On page 307, we find an exchange between Harnack and Schlatter. Harnack, all full of the nicey-nice of the unbeliever says that they are really in agreement about everything except the small matter of miracles. Schlatter takes fire:
“No, we are divided on the question of God, for what is at stake in the question of miracles is in fact whether God is God or merely a part of the realm of subjectivity.”
That is exactly the point of miracles: that God has a personal initiative in the world and is not just the niceness at the core of (some) things. He is not just our best ideas, our highest ideals, our final hope. He isn’t just within us, though religious people do take their interior life seriously. God is always more than our interior life, much more. When the psychologists get through with saying that our whole interior life is just a construct, the religious people are not even fazed: what elements go into the weaving of the interior life is of no more significance than that our exterior life is partly made of jelly beans. God is still out there with initiatives, and we are still ourselves within, sharing his personal life through our own initiatives. We have an interior life that is real, and God comes to meet us as a real person – even with a face!
But also, going on to distinguish miracles from magic, notice how gentle the miracles are. Here is this face in Manoppello, as simple a face as ever there was, and it’s printed on a pretty amazing piece of cloth, but you don’t see right away that the fabric is amazing; you have to talk to a byssus-weaver to get it. So how many of us hang around chatting with byssus weavers?
None of us, that’s how many. There’s only one such artist left in all the wide world, diving in the sea to harvest anchor silk from the mussels and then taking it home to clean, treat, and weave it, a few grams at a time.
When you have magicians, all the energy is disorderly; it’s about power and display and selfishness. Disney has it. But miracles are about mercy, and if they disrupt anything at all, the scale is so small it cannot be measured.
In Cana, for example, 120 gallons of wine. OK, that’s a lot, but were there fireworks? No, and most of wine is water anyway. He did it without being noticed, and we know that because the steward didn’t even know where the wine was from.
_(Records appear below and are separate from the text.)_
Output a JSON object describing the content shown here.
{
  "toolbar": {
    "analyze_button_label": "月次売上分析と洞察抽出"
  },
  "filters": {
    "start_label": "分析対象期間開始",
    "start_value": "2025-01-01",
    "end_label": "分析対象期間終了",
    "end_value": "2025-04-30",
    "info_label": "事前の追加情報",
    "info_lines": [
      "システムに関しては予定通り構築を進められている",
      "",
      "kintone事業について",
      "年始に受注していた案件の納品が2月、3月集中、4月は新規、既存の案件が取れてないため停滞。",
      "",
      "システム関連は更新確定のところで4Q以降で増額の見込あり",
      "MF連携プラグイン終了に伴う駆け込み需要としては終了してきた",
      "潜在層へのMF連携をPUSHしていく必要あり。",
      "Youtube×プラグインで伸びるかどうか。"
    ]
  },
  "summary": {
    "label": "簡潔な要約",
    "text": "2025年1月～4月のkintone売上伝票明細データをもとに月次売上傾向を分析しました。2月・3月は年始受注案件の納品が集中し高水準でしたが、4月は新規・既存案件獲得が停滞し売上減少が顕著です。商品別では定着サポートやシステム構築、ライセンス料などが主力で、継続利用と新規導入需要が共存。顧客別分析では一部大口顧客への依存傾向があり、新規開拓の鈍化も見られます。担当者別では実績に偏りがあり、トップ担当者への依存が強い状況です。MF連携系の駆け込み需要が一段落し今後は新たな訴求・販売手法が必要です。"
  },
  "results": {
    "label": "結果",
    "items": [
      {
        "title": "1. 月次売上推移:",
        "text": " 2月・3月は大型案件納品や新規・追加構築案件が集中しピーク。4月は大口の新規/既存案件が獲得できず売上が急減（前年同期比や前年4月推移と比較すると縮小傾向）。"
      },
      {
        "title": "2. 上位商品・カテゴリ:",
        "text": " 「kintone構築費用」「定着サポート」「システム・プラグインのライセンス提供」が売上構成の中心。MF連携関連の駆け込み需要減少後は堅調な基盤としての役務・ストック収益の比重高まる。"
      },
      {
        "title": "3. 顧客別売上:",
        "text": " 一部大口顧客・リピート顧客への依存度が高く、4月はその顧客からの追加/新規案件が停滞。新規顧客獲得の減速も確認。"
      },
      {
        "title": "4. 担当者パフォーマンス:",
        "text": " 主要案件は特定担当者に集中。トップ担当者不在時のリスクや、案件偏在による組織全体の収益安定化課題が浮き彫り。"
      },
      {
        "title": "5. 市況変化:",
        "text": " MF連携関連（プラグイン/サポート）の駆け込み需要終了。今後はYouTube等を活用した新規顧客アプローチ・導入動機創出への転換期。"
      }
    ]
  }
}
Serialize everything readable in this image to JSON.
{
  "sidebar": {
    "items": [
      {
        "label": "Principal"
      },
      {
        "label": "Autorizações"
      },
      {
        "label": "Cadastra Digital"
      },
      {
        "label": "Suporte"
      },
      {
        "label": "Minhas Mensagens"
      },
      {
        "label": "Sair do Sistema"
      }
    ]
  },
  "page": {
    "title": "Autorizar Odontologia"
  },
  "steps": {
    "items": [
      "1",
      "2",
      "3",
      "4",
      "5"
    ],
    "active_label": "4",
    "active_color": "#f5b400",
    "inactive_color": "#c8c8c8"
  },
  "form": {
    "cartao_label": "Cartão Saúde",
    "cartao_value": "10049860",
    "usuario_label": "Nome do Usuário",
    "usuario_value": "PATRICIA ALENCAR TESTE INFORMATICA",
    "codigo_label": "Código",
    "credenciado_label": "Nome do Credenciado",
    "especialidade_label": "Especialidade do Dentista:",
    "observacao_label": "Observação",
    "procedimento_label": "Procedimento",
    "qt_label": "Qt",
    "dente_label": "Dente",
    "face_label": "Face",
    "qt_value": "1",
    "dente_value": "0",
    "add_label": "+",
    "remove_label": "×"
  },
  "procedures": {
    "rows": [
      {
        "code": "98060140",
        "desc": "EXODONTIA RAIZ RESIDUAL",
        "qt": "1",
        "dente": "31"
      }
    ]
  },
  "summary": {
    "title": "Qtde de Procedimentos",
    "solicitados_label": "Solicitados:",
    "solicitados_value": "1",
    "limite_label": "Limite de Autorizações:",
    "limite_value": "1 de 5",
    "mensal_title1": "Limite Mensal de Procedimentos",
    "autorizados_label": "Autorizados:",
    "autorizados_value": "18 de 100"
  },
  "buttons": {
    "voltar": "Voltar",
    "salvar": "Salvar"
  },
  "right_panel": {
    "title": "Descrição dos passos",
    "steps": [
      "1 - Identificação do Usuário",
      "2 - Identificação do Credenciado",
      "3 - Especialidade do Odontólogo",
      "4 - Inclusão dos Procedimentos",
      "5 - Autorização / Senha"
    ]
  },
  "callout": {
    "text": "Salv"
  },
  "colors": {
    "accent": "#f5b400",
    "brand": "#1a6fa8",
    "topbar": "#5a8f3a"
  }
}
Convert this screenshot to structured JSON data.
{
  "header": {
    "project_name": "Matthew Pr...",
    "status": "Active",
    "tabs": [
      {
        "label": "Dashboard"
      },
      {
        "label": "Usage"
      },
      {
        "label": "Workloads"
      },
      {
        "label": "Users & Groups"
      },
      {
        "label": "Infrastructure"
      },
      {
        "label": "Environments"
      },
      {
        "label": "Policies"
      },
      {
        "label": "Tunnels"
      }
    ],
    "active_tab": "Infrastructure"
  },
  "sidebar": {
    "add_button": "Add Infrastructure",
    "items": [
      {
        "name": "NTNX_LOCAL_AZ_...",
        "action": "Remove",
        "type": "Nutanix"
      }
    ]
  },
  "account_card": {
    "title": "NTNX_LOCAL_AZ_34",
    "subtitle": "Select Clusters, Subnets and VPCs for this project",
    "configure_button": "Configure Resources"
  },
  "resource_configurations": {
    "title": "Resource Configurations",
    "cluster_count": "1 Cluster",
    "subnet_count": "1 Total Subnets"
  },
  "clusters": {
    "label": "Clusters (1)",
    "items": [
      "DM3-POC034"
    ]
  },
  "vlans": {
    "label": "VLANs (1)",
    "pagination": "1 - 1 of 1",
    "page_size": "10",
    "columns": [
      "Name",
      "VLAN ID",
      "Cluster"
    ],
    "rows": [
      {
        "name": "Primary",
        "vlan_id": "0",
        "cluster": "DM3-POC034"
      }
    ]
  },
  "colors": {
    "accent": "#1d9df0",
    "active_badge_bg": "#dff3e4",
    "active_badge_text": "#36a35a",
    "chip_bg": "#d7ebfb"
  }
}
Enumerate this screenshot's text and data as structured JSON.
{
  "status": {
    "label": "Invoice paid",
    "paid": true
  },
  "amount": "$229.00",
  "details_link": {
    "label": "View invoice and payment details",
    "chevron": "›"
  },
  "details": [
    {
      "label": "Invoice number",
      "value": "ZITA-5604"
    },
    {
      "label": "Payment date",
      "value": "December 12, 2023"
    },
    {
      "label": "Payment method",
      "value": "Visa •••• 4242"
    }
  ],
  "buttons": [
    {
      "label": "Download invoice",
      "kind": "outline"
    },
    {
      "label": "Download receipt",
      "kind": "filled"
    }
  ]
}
The Church has a very careful way of looking at miracles as personal words of God. Nobody gets canonized just for a miracle, but when all the best judgments have been made about a person’s holiness and courage, the last word is with God: a miracle is requested as a sign of his initiative in desiring that we honor this person as his representative. And the miracle requested is not lightning and thunder; mostly it’s just a healing of somebody no one ever heard of, so they can go on with a life that most people will never notice.
But God notices, and so do their friends, and the friends also notice that God is our Father and friend. That’s the point.
And in Manopello, the miracle is the gentle miracle of an apparently simple face somehow imprinted in an incredibly fine sample of byssus silk. You can pass it by — or you can be captivated by it.